  • 45. Dispersion of Air PollutantsConingA coning plume occurs under essentially neutralstability, when environmental lapse rate is equalto adiabatic lapse rate, and moderate to strongwinds occur. The plume enlarges in the shape ofa cone. A major part of pollution may be carriedfairly far downwind before reaching ground.
  • 46. Dispersion of Air PollutantsLoopingUnder super-adiabatic condition, both upwardand downwind movement of the plume ispossible. Large eddies of a strong wind causeslooping pattern. Although large eddies tend todisperse pollutants over a wide region, highground level concentrations may occur close tothe stack.
  • 47. Dispersion of Air PollutantsFanningA fanning plume occurs in the presence of anegative lapse rate when vertical dispersionis restricted. The pollutants disperse at thestack height, horizontally in the form of afanning plume.
  • 48. Dispersion of Air PollutantsLoftingWhen the stack is sufficiently high and theemission is above an inversion layer, mixing inupper layer is uninhibited, but downwardmotion is restricted. Such lofting plumes donot result in any significant concentration atground level. However, the pollutants arecarried hundreds of kilometers from thesource.
  • 49. Dispersion of Air PollutantsFumigationWhen the emission from a stack is under aninversion layer, the movement of the pollutantin the upward direction is restricted. Thepollutants move downwards. The resultingfumigation can lead to a high ground levelconcentration downwind of the stack.
  • 50. Stability Classifications
  • 51. Inversion Layer In meteorology, the atmospheric layer in which the usual temperature gradient— warm air below cold air— is reversed, preventing the mixing of warm and cold air as the warmer air rises. This traps dangerous concentrations of pollutants in the cool air below, sometimes causing dense smog over urban areas.
  • 52. Inversion Layer
  • 53. NEQS for Ambient AirStandards for theminimum ambient airquality needed to protectpublic health and welfarewhich are applicable tothe ambient air all overPakistan

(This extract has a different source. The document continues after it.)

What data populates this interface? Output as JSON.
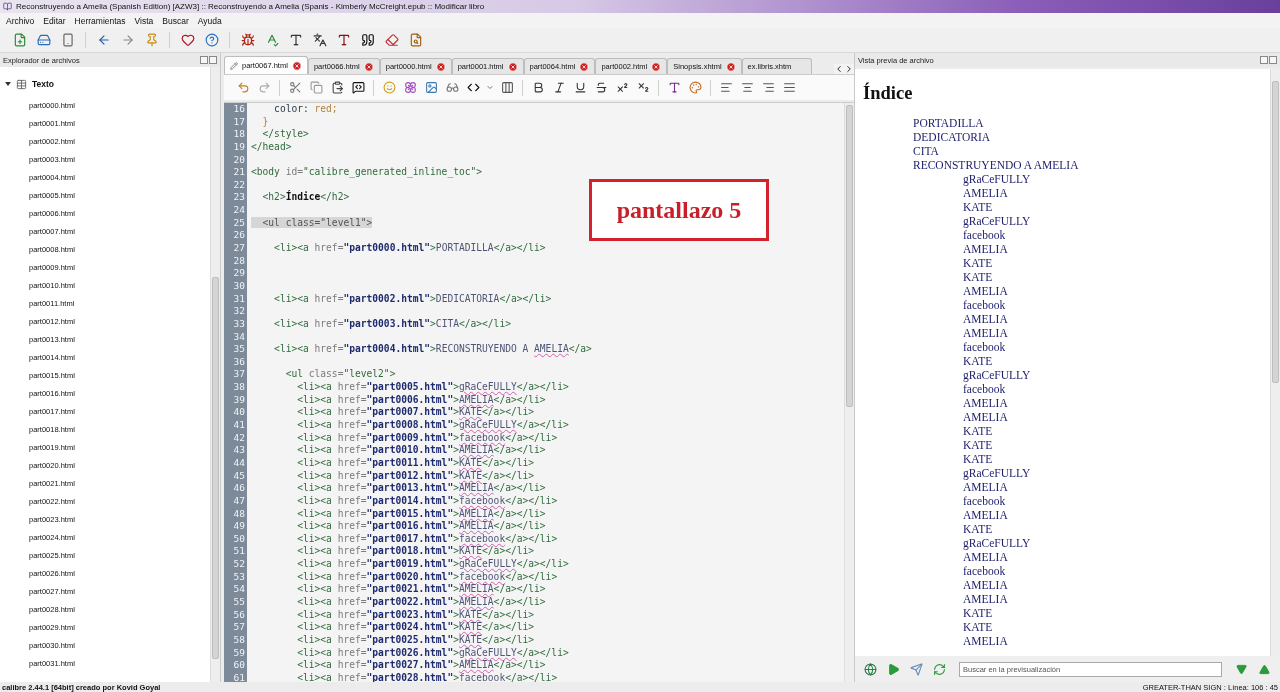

  • 54. National Environmental QualityStandards NEQS for Ambient Air Pollutants Time-weighted Concentration in average Ambient Air Effective from 1st January, 2009 Sulfur Dioxide Annual Average 80 µg/m3 24 hour 120 µg/m3Oxides of Nitrogen as Annual Average 40 µg/m3 NO 24 hour 40 µg/m3Oxides of Nitrogen as Annual Average 40 µg/m3 NO 24 hour 80 µg/m3 Ozone 1 hour 180 µg/m3Suspended Particulate Annual Average 400 µg/m3 Matter 24 hour 550 µg/m3 SPM Particulate Matter Annual Average 200 µg/m3 PM10 24 hour 250 µg/m3 Particulate Matter Annual Average 25 µg/m3 PM2.5 24 hour 40 µg/m3 1 hour 25 µg/m3 Lead (Pb) Annual Average 1.5 µg/m3 24 hour 2.0 µg/m3Carbon Monoxide (CO) 8 hour 5 mg/m3 1 hour 10 mg/m3
  • 55. Attainment Area / Non-Attainment AreaAttainment AreaAn area considered to have air quality as goodas or better than the National EnvironmentalQuality Standards as defined in the draft byPak-EPA.Non-Attainment AreaAn area that does not meet one or more of theNational Environmental Quality Standards asdefined in the draft.An area may be an attainment area for onepollutant and a non-attainment area forothers.
  • 56. Tunnels concentrate AirPollution by upto 1,000 times
  • 57. Air Pollution Control
  • 58. Health effects of Air Pollution in Developing Countries of Asia: A Literature ReviewStudies of Air Pollution and Health in Asia 1980-2003
  • 59. Aerosol Index
  • 60. Transboundary Effects
  • 61. Transboundary Effects
  • 62. Transboundary Effects
  • 63. Total Ozone MappingSpectrometer (TOMS)
  • 64. Case StudyBANGLADESH
  • 65. Case Study: Bangladesh
  • 66. Thank You